    This paper explores the views of healthcare staff regarding the provision of culturally appropriate palliative care for Māori, Pacific Island and Chinese elders living in Auckland, New Zealand. The ageing population is culturally and ethnically diverse and, along with other developed countries experiencing high levels of migration, the challenge is balancing the rise in numbers of older people from different ethnic and cultural groups with end-of-life care, which reflects personal values and beliefs. Two joint interviews and ten focus groups were conducted with eighty staff across a range of primary, secondary and speciality care settings in 2010. The findings demonstrated that participants viewed the involvement of family as fundamental to the provision of palliative care for Māori, Pacific Island and Chinese elders. For Māori and Pacific Islanders, healthcare staff indicated the importance of enabling family members to provide 'hands-on' care. The role of family in decision-making was fundamental to the delivery of and satisfaction with care for older Chinese family members. Care staff highlighted the need to be cognisant of individual preferences both within and across cultures as a fundamental aspect of palliative care provision. The role of family in 'hands-on' palliative care and decision-making requires care staff to relinquish their role as 'expert provider'. Counter to the prioritisation of autonomy in Western health-care, collective decision-making was favoured by Chinese elders. Providing families with the requisite knowledge and skills to give care to older family members was important. Whilst assumptions are sometimes made about preferences for end-of-life care based on cultural values alone, these data suggest that care preferences need to be ascertained by working with family members on an individual basis and in a manner that respects their involvement in palliative care provision. © 2012 Blackwell Publishing Ltd.

  19. Administrative Circular No. 2 (Rev. 6) – Recruitment, appointment and possible developments regarding the contractual position of staff members (1 January 2015)

    CERN Multimedia

    2014-01-01

    Administrative Circular No. 2 (Rev. 6) entitled "Recruitment, appointment and possible developments regarding the contractual position of staff members", approved by the Director-General following discussion in the Standing Concertation Committee meeting on 27 November 2014 is available on the Human Resources Department website. It cancels and replaces Administrative Circular No. 2 (Rev. 5) entitled "Recruitment, appointment and possible developments regarding the contractual position of staff members" of September 2011. This circular was revised in order to improve the effectiveness of the career transition measures, in particular by expanding the scope of the programme to include also career transition within the Organization and by placing emphasis on career orientation and job search. Administrative Circular No. 2 will be further revised next year with the adoption of the new contract policy, subject to approval of the relevant amendments by all competent bodies. ...
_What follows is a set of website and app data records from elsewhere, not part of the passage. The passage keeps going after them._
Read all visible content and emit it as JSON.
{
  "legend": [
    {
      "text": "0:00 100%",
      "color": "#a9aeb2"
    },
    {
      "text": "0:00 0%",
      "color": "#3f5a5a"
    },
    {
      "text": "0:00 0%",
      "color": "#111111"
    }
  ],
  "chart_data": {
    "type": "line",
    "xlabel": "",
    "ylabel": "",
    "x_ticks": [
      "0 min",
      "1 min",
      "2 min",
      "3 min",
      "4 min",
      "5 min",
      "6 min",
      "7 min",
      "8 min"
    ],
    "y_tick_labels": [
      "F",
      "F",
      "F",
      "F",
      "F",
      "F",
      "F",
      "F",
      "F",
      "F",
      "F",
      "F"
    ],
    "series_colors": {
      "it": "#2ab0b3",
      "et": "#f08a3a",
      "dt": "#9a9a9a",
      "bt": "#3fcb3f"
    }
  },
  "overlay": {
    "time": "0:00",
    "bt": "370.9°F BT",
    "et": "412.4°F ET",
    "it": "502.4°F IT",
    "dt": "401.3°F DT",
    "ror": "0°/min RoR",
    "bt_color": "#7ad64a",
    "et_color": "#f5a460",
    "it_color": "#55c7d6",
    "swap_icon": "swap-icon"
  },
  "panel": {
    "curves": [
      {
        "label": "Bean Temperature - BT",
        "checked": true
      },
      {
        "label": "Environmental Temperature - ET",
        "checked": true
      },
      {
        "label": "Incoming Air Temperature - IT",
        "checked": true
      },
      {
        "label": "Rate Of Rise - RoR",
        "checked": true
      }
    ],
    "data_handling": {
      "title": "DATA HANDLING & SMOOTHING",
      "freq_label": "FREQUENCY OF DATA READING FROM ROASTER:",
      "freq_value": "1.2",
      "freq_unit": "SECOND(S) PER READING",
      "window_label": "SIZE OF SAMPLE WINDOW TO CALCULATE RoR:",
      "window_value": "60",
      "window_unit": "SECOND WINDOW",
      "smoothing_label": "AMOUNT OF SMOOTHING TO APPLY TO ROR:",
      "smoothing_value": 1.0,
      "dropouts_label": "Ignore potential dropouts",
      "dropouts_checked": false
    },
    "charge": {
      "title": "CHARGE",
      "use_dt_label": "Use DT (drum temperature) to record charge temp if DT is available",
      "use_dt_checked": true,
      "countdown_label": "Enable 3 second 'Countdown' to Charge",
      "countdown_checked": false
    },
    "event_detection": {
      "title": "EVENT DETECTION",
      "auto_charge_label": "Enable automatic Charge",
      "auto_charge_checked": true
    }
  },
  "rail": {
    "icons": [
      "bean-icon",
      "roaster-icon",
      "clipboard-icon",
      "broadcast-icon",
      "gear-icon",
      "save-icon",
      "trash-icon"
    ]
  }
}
  20. Problematic fine bore nasogastric intubation: A radiographer led service development

    International Nuclear Information System (INIS)

    Law, Robert

    2008-01-01

    Developing from the intubation and performing of small bowel enteroclysis a consultant radiographer led service expanded to include problematic gastric, enteric and colonic intubations for diagnostic, therapeutic and interventional purposes. The radiographer led service has also extended to include 'hot reporting' chest images taken to check siting of ward placed nasogastric tubes as well as resiting those tubes that were misplaced. The service has demonstrated itself to be safe and efficient. It has also proven to be both cost and clinically effective. The protracted discomfort and distress to the patient are reduced by minimizing the delay in correctly relocating misplaced tubes